PARIS (Reuters) - Muslims in several parts of France and Italy attended Catholic masses on Sunday in a gesture of solidarity after the killing of a French priest in Normandy by Islamist militants.
The knife-wielding attackers burst into a Catholic church service in Saint-Etienne-du-Rouvray, western France, on July 26, forced a 85-year-old Roman Catholic priest to his knees and slit his throat. The attack was claimed by Islamic State.
The rector of the Great Mosque of Paris, Dalil Boubakeur, who is also the president of the French Council of the Muslim Faith, attended a morning service in Notre-Dame cathedral in central Paris on Sunday.
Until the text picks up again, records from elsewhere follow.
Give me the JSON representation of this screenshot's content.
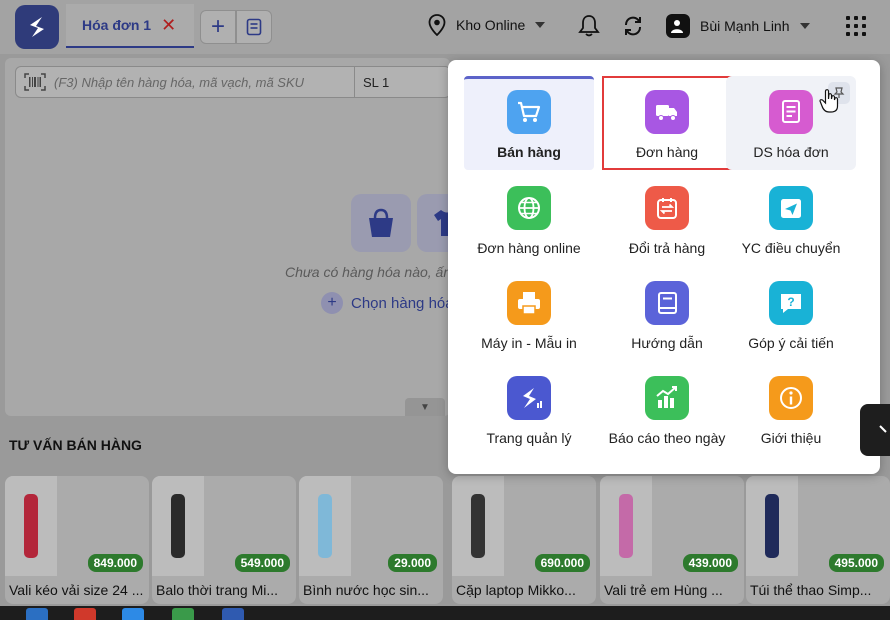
{
  "header": {
    "tab_label": "Hóa đơn 1",
    "close_symbol": "✕",
    "add_symbol": "+",
    "store_name": "Kho Online",
    "user_name": "Bùi Mạnh Linh",
    "icons": [
      "logo-icon",
      "note-icon",
      "location-icon",
      "chevron-down-icon",
      "bell-icon",
      "sync-icon",
      "user-badge-icon",
      "apps-grid-icon"
    ]
  },
  "cart": {
    "search_placeholder": "(F3) Nhập tên hàng hóa, mã vạch, mã SKU",
    "qty_label": "SL 1",
    "empty_text": "Chưa có hàng hóa nào, ấn",
    "choose_label": "Chọn hàng hóa",
    "collapse_symbol": "▼"
  },
  "suggestions": {
    "title": "TƯ VẤN BÁN HÀNG",
    "products": [
      {
        "name": "Vali kéo vải size 24 ...",
        "price": "849.000",
        "color": "#b3263a"
      },
      {
        "name": "Balo thời trang Mi...",
        "price": "549.000",
        "color": "#2a2a2a"
      },
      {
        "name": "Bình nước học sin...",
        "price": "29.000",
        "color": "#7fb8d8"
      },
      {
        "name": "Cặp laptop Mikko...",
        "price": "690.000",
        "color": "#333333"
      },
      {
        "name": "Vali trẻ em Hùng ...",
        "price": "439.000",
        "color": "#c46aa8"
      },
      {
        "name": "Túi thể thao Simp...",
        "price": "495.000",
        "color": "#1f2a5a"
      }
    ]
  },
  "menu": {
    "items": [
      {
        "label": "Bán hàng",
        "icon": "cart-icon",
        "color": "#4ea3f0"
      },
      {
        "label": "Đơn hàng",
        "icon": "delivery-truck-icon",
        "color": "#a857e3"
      },
      {
        "label": "DS hóa đơn",
        "icon": "invoice-list-icon",
        "color": "#d65bd0"
      },
      {
        "label": "Đơn hàng online",
        "icon": "globe-icon",
        "color": "#3cbf5a"
      },
      {
        "label": "Đổi trả hàng",
        "icon": "return-exchange-icon",
        "color": "#ee5a48"
      },
      {
        "label": "YC điều chuyển",
        "icon": "transfer-request-icon",
        "color": "#19b2d6"
      },
      {
        "label": "Máy in - Mẫu in",
        "icon": "printer-icon",
        "color": "#f59a1b"
      },
      {
        "label": "Hướng dẫn",
        "icon": "book-icon",
        "color": "#5b63d9"
      },
      {
        "label": "Góp ý cải tiến",
        "icon": "question-chat-icon",
        "color": "#19b2d6"
      },
      {
        "label": "Trang quản lý",
        "icon": "management-logo-icon",
        "color": "#4b58d0"
      },
      {
        "label": "Báo cáo theo ngày",
        "icon": "chart-report-icon",
        "color": "#3cbf5a"
      },
      {
        "label": "Giới thiệu",
        "icon": "info-icon",
        "color": "#f59a1b"
      }
    ]
  }
}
The Basilica of Saint-Denis, outside Paris, also gathered hundreds of Catholics but also a large number of Muslims and people of other confessions who showed up after religious authorities in France called on the population to express sympathy to the Catholic community.
“I’m very pleased that we invited Muslims. We also share their pain, the pain of all those who suffer, in every way,” Danielle Ludon, a Catholic woman who attended mass, told Reuters.
“The sentiments expressed were very, very strong. Some of them were very poignant,” she said.
Among those who attended the service was a Muslim woman called Hayat, who came with her children and husband.
“This was basically a message of unity, aside from peace, it was really about unity,” she said.
Imams representing their Muslim communities also took part in mass in many Italian cities and towns including Rome’s Santa Maria in Trastevere and Milan’s Santa Maria in Caravaggio.
“Thank you to all those Italians of Islamic religion who direct their communities along the path of courage against fundamentalism,” Italian Foreign Minister Paolo Gentiloni said on Twitter.
Italy, like France, is stepping up supervision of mosques after a wave of attacks in France and Germany.
Reporting by Matthias Blamont in Paris and Stephen Jewkes in Milan, Italy; Editing by Richard Balmforth